§ Brief:
Which lines of the entries contain the word "partagés"? Please list them.
─── Exercise material
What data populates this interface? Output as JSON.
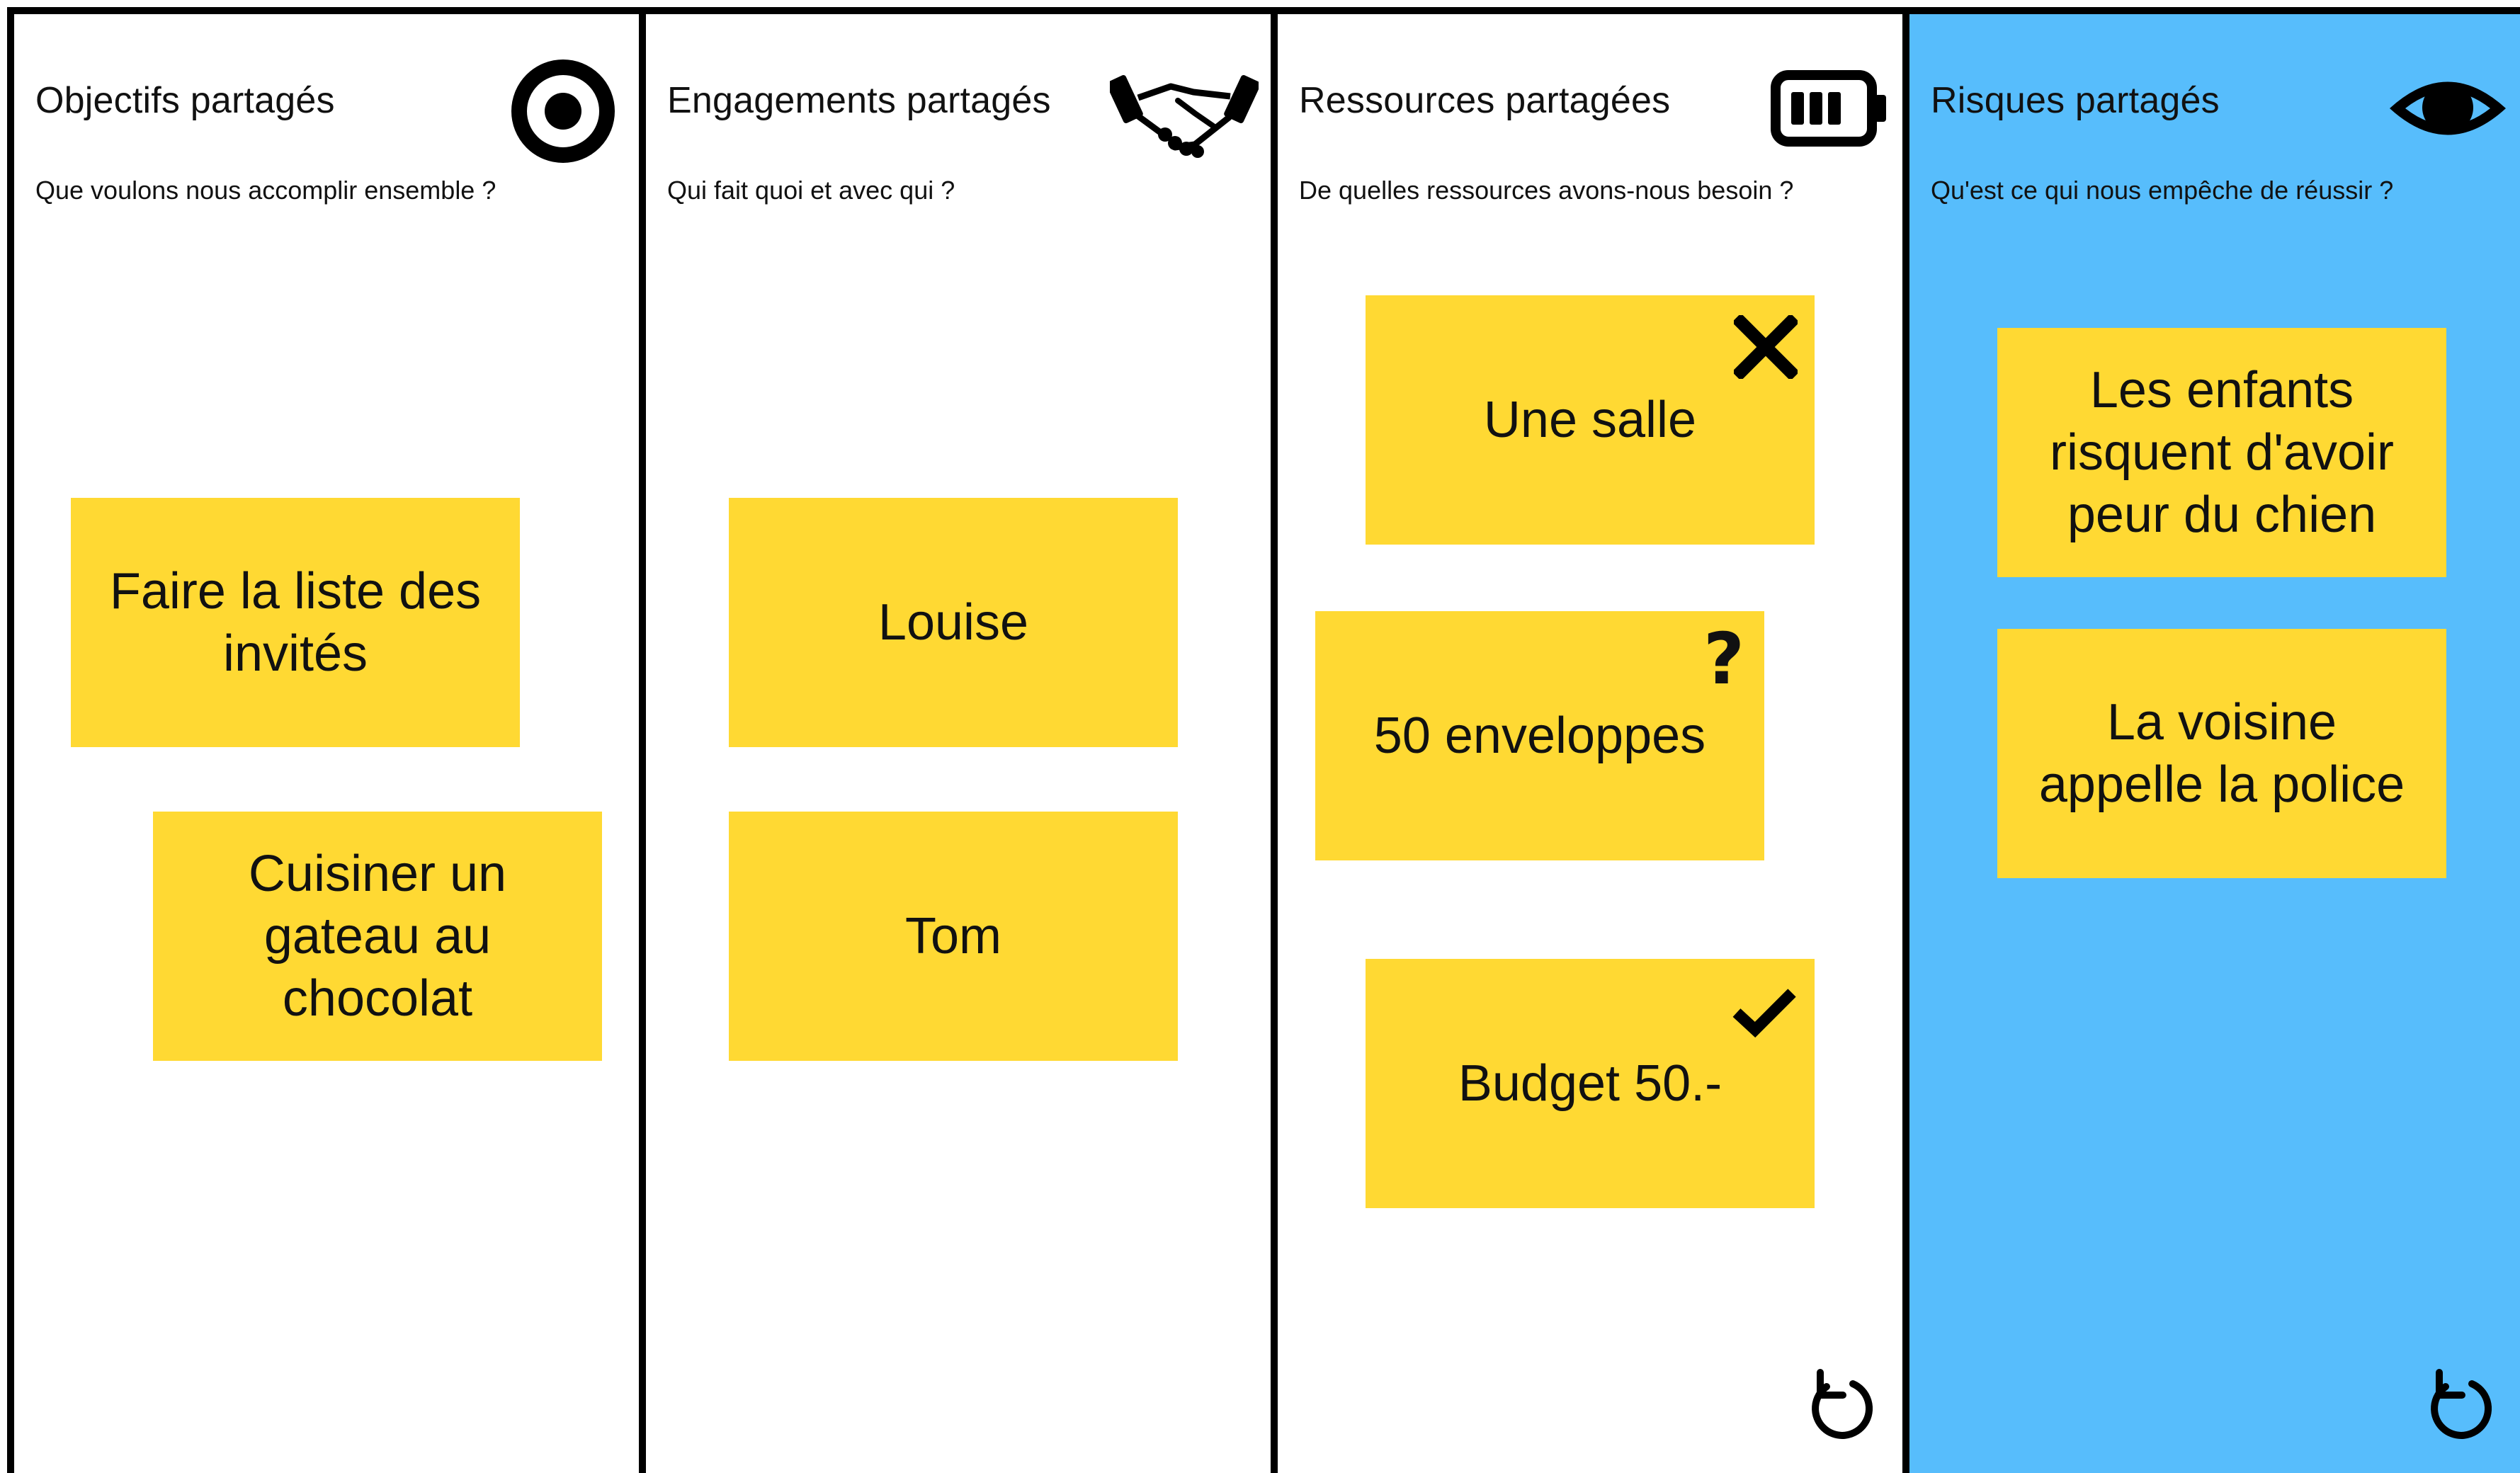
{
  "accent": {
    "note": "#ffd933",
    "highlight_column": "#57bdfc",
    "border": "#000000"
  },
  "columns": [
    {
      "title": "Objectifs partagés",
      "subtitle": "Que voulons nous accomplir ensemble ?",
      "icon": "target-icon",
      "notes": [
        "Faire la liste des invités",
        "Cuisiner un gateau au chocolat"
      ]
    },
    {
      "title": "Engagements partagés",
      "subtitle": "Qui fait quoi et avec qui ?",
      "icon": "handshake-icon",
      "notes": [
        "Louise",
        "Tom"
      ]
    },
    {
      "title": "Ressources partagées",
      "subtitle": "De quelles ressources avons-nous besoin ?",
      "icon": "battery-icon",
      "notes": [
        "Une salle",
        "50 enveloppes",
        "Budget 50.-"
      ],
      "note_marks": [
        "cross-icon",
        "question-icon",
        "check-icon"
      ],
      "question_mark": "?"
    },
    {
      "title": "Risques partagés",
      "subtitle": "Qu'est ce qui nous empêche de réussir ?",
      "icon": "eye-icon",
      "notes": [
        "Les enfants risquent d'avoir peur du chien",
        "La voisine appelle la police"
      ]
    }
  ]
}
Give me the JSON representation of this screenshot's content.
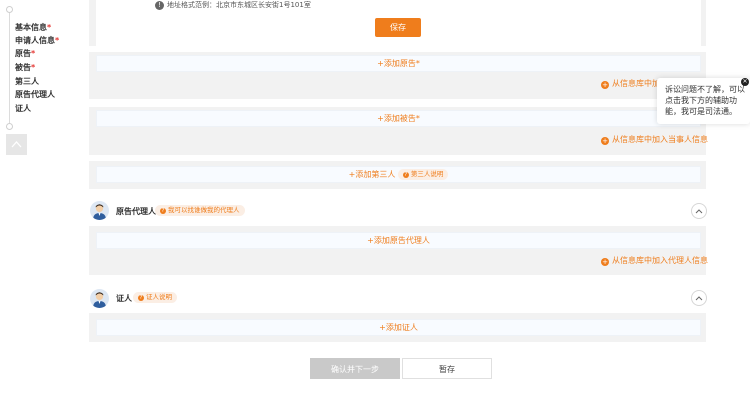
{
  "nav": {
    "items": [
      {
        "label": "基本信息",
        "required": "*"
      },
      {
        "label": "申请人信息",
        "required": "*"
      },
      {
        "label": "原告",
        "required": "*"
      },
      {
        "label": "被告",
        "required": "*"
      },
      {
        "label": "第三人",
        "required": ""
      },
      {
        "label": "原告代理人",
        "required": ""
      },
      {
        "label": "证人",
        "required": ""
      }
    ]
  },
  "address": {
    "hint": "地址格式范例：北京市东城区长安街1号101室"
  },
  "actions": {
    "save": "保存",
    "confirm_next": "确认并下一步",
    "draft": "暂存"
  },
  "plaintiff": {
    "add": "+添加原告*",
    "library": "从信息库中加入当事人信息"
  },
  "defendant": {
    "add": "+添加被告*",
    "library": "从信息库中加入当事人信息"
  },
  "third_party": {
    "add": "+添加第三人",
    "hint": "第三人说明"
  },
  "agent": {
    "title": "原告代理人",
    "hint": "我可以找谁做我的代理人",
    "add": "+添加原告代理人",
    "library": "从信息库中加入代理人信息"
  },
  "witness": {
    "title": "证人",
    "hint": "证人说明",
    "add": "+添加证人"
  },
  "assistant": {
    "text": "诉讼问题不了解，可以点击我下方的辅助功能，我可是司法通。"
  },
  "colors": {
    "accent": "#ef7d1c",
    "required": "#e53935",
    "panel": "#f2f2f2"
  }
}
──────
§ Answer area:
      "title": "Objectifs partagés",
      "title": "Engagements partagés",
      "title": "Risques partagés",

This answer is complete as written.